Suicide Prevention Month
September was National Suicide Prevention Month. Suicide is a topic that does not need to be taken lightly and should be talked about rather than silenced like many think. This year, it should be talked about even more as our world is in a pandemic. This has caused the numbers of those suffering from anxiety and depression to skyrocket. It is a time that brings a lot of fear, sorrow, along with the many unknowns around the virus itself and the economy.
For me, this topic is more than a good cause, but it is also personal as I have lost loved ones to suicide. I am a strong proponent of knowledge is power and talking openly about it to remove the stigma that it still holds today. Many people think that talking about it will only make someone follow through with their plans, but talking about it can help someone who is suffering to realize that they are not alone.

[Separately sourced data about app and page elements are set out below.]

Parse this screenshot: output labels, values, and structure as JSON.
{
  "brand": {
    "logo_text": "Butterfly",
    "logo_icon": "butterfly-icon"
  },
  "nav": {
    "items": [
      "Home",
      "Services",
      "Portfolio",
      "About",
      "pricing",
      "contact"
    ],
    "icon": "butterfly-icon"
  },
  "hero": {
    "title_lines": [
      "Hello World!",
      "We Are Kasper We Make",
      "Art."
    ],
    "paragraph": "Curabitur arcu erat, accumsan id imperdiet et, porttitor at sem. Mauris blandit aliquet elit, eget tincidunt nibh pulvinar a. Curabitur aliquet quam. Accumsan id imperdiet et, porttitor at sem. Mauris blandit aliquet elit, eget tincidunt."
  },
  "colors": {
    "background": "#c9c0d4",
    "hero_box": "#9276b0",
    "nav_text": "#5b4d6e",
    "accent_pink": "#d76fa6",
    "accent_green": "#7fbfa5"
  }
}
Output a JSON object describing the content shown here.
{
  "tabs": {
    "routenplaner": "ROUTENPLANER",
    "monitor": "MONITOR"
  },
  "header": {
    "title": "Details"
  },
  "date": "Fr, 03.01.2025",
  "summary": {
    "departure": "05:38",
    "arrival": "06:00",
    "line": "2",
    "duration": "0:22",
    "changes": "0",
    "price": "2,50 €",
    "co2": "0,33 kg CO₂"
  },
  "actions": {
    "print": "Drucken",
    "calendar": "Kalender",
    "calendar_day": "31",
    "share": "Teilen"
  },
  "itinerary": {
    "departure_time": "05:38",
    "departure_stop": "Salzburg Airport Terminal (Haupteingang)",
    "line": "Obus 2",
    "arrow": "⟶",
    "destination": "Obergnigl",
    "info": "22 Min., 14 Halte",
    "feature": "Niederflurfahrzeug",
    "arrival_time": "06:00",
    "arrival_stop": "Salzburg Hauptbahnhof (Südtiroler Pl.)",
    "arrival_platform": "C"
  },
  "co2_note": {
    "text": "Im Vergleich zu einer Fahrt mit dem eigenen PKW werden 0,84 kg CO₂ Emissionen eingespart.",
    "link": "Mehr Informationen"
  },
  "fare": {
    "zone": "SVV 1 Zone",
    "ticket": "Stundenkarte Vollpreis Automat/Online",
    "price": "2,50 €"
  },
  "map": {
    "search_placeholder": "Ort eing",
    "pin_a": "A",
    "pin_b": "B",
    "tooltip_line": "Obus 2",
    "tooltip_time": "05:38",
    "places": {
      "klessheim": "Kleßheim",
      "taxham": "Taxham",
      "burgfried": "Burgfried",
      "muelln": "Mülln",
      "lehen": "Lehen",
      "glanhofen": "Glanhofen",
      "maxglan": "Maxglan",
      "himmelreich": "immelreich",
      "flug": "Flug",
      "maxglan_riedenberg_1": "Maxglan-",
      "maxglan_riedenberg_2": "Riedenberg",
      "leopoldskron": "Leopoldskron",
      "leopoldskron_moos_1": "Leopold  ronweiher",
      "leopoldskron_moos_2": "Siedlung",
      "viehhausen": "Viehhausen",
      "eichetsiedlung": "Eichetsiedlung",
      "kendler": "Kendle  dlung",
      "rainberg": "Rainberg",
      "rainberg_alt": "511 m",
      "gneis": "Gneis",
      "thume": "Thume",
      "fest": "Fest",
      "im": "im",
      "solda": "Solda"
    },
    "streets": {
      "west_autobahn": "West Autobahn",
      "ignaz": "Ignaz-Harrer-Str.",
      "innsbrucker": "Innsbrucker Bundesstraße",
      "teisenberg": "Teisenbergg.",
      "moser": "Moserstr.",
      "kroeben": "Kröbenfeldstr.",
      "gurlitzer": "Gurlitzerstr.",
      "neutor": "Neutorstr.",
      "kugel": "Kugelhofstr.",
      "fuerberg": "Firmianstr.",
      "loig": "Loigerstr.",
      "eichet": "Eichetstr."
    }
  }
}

Knowing that alone is a huge factor in saving a life.
Did you know that:
75% of all people who die by suicide are male.
Although more women attempt than men, men are nearly 4x’s more likely to die by suicide.
Suicide is the 2nd leading cause of death for people ages 10-34 and the 4th leading cause of death for people 35-54.
The overall suicide rate in the U.S has increased by 31% since 2001.
10% of young adults say they experienced suicidal thoughts in the last year.
Mental Health Warning Signs:
Unsure of what to look for in your loved one or yourself when it comes to warning signs? It is hard to tell the difference at times between what are normal behaviors for someone dealing with mental health concerns or even what a normal behavior is for a person in general. Helping someone get help who may be quietly suffering from mental health concerns is key in helping them know they are not alone.
Here are some things to look for:
- Excessive worry or fear
- Feeling overly sad or low
- Extreme mood changes, including uncontrollable “highs” or feelings of euphoria
- Prolonged or strong feelings of irritability or anger
- Changes in sleeping habits or feeling tired and low energy
- Changes in eating habits such as eating more than usual or eating less than usual
- Changes in sex drive
- Difficulty perceiving reality (delusions or hallucinations)
- Overuse of substance like alcohol or drugs
- Multiple physical ailments without obvious cause (such as stomach issues, headaches, aches, and pains)
- Thinking about suicide
- Inability to carry out day to day activities
Do you know how to talk about it or where to turn in a time of need? Here are some helpful places to go when looking for help for a loved one or for yourself.
- The National Suicide Prevention Lifeline 1-800-273-TALK, this line provides free, confidential crisis counseling 24/7/365.
- Crisis text line is free 24/7 mental health support that does not require you to talk to someone even verbally. Text “NAMI” to 741741 for help.
- Always call 911 if you or a loved one is in danger.